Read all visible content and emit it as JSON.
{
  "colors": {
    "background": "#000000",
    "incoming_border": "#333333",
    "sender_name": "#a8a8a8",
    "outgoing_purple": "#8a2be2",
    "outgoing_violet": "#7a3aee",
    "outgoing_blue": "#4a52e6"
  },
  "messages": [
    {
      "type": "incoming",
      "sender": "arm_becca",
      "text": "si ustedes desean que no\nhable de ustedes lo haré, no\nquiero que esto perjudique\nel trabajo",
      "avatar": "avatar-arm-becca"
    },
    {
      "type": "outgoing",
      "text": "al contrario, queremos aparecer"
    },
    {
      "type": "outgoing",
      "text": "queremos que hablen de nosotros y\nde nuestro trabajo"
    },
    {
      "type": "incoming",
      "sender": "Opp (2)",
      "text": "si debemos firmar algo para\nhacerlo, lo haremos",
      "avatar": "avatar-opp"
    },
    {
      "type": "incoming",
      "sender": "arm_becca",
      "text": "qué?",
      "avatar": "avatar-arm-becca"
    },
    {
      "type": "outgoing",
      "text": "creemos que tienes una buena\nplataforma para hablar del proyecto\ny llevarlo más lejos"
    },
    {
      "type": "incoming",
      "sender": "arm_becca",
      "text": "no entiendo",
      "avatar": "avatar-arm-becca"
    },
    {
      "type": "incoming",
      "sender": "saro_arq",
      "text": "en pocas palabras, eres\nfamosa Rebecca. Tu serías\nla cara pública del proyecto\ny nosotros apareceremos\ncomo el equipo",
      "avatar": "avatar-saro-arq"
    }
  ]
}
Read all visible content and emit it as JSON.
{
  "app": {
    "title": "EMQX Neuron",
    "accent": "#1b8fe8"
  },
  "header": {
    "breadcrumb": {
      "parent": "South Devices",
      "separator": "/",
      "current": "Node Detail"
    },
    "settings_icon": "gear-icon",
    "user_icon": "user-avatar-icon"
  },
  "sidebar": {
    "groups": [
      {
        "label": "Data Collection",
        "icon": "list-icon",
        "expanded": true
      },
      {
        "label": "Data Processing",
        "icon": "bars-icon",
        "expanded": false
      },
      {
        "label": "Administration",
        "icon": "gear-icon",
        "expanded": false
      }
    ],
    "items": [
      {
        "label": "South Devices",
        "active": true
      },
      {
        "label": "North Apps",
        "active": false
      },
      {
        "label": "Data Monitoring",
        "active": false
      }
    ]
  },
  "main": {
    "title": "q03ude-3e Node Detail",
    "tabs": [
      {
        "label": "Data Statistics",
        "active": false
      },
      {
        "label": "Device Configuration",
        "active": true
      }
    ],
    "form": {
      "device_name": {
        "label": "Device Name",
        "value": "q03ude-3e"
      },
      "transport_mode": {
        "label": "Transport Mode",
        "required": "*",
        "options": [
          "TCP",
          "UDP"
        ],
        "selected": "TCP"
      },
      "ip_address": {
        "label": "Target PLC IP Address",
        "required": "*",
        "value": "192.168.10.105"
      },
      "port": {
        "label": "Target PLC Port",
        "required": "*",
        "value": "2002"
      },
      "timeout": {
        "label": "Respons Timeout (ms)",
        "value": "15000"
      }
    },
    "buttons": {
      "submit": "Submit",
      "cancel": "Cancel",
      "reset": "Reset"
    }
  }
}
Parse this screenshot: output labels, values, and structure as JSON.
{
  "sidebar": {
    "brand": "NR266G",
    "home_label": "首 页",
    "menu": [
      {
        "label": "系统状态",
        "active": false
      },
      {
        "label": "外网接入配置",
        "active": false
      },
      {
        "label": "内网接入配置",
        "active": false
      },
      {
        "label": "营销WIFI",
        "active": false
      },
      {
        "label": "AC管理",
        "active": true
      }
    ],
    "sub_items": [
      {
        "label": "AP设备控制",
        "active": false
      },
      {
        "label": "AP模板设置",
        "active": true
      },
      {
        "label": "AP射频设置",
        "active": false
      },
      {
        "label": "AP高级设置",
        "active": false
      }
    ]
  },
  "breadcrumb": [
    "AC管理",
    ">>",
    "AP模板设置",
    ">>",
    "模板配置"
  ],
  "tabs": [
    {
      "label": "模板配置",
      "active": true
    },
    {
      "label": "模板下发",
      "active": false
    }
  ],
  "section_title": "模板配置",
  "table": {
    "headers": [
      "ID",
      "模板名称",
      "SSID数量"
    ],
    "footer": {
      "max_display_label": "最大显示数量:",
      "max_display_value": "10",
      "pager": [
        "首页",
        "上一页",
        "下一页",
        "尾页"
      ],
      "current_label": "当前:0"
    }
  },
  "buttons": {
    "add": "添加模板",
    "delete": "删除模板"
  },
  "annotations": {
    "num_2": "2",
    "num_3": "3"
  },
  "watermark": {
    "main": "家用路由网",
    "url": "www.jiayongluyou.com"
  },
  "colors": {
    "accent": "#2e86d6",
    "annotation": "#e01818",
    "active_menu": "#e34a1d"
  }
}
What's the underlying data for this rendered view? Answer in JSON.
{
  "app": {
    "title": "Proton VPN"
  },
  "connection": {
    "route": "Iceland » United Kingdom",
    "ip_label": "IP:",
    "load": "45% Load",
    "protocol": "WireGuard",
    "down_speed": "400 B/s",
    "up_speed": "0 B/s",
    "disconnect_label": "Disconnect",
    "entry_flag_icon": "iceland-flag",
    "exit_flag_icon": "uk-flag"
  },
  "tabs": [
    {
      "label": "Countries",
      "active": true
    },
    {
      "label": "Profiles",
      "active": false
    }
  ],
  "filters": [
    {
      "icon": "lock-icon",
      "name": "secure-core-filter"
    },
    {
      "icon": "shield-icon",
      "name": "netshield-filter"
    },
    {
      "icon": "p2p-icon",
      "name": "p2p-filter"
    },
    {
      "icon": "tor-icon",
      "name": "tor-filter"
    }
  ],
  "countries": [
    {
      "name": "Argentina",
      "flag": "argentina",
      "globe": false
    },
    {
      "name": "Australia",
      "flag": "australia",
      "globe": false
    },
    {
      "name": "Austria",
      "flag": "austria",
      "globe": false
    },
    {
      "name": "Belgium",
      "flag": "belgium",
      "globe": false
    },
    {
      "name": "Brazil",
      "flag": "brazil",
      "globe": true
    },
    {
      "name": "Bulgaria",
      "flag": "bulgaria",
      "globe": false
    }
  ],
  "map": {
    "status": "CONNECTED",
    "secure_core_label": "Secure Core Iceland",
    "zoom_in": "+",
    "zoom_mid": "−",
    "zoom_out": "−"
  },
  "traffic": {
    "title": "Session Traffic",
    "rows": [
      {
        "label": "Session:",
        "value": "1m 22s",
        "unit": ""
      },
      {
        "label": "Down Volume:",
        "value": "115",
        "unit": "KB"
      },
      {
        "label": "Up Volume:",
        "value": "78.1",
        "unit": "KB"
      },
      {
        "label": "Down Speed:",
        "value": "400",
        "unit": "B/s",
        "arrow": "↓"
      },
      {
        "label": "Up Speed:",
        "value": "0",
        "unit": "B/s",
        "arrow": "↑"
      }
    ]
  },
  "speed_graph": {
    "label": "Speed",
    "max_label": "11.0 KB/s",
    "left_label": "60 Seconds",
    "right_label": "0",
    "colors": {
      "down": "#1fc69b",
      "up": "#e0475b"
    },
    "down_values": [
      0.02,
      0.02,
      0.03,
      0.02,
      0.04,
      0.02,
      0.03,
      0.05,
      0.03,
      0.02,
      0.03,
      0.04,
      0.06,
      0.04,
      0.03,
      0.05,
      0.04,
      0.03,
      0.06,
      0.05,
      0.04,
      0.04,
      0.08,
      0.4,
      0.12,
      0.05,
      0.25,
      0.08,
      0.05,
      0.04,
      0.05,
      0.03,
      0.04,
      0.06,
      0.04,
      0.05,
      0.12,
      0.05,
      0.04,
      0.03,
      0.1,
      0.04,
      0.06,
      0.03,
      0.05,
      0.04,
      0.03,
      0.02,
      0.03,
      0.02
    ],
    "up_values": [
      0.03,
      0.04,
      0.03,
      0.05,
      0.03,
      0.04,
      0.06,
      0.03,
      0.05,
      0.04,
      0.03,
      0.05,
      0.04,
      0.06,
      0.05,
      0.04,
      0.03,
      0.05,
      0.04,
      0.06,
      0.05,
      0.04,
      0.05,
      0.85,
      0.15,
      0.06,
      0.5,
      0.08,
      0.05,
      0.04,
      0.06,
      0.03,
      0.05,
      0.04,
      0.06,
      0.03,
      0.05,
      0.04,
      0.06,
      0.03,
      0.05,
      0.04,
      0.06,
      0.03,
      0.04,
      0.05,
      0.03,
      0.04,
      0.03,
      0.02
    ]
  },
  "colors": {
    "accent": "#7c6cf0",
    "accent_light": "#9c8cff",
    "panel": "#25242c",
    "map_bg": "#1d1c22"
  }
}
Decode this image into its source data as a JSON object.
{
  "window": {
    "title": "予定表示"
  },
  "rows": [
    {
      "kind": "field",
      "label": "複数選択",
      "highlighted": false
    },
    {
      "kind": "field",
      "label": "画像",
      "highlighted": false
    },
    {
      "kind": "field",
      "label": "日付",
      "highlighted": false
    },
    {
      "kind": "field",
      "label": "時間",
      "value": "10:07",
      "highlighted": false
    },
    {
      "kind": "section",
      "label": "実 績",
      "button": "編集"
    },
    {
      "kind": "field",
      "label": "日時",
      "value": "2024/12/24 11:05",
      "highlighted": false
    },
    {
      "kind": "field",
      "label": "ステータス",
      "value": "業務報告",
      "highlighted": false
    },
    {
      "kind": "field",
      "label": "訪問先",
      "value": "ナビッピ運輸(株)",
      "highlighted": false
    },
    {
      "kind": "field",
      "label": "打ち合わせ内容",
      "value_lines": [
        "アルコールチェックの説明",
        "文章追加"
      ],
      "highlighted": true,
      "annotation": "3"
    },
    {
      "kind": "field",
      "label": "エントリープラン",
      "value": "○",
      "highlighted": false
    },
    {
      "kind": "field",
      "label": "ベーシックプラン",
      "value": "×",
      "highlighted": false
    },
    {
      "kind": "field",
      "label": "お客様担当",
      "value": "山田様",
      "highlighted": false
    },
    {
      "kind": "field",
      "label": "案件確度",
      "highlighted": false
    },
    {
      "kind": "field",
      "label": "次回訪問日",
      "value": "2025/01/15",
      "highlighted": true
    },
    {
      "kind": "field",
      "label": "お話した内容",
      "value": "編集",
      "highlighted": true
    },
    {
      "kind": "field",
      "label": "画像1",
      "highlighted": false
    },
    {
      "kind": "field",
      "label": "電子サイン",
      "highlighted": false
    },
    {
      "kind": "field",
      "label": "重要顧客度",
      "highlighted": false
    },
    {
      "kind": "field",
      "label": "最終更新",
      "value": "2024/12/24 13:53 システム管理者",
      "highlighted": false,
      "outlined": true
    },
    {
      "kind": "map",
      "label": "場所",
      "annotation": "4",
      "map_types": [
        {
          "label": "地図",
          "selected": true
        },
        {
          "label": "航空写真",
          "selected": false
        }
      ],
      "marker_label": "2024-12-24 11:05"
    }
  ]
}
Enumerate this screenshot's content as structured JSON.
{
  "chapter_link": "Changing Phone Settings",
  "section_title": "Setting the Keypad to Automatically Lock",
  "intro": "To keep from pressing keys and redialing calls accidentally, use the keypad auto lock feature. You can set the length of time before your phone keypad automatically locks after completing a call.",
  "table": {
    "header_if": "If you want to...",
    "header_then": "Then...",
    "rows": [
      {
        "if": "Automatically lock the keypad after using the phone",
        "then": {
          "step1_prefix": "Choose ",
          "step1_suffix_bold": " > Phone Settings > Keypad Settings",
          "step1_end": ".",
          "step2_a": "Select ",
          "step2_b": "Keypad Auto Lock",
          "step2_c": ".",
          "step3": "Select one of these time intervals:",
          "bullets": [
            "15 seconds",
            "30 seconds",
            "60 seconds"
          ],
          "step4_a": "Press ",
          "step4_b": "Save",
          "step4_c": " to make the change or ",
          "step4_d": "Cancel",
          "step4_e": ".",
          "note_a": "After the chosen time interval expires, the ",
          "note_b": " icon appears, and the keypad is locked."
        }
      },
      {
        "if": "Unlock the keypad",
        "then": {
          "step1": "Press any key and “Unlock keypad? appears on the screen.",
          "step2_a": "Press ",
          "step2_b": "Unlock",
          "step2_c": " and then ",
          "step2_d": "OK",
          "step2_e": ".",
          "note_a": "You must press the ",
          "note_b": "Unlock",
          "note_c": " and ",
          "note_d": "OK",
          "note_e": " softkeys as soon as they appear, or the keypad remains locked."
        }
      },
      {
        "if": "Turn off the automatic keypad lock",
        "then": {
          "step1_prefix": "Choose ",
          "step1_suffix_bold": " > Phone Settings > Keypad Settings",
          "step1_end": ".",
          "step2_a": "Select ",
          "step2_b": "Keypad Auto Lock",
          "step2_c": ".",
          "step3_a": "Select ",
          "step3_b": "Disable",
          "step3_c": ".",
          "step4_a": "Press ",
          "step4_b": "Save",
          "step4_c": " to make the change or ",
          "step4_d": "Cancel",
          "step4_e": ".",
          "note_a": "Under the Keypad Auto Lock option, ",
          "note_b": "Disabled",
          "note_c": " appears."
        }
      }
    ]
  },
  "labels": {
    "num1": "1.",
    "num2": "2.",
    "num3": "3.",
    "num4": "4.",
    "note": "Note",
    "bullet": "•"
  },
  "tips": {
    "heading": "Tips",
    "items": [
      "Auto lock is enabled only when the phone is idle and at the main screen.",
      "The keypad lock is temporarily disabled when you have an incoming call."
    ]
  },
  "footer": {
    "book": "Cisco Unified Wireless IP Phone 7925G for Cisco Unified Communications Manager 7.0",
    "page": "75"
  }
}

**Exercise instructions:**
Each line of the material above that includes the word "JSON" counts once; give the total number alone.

**Task solution:**
6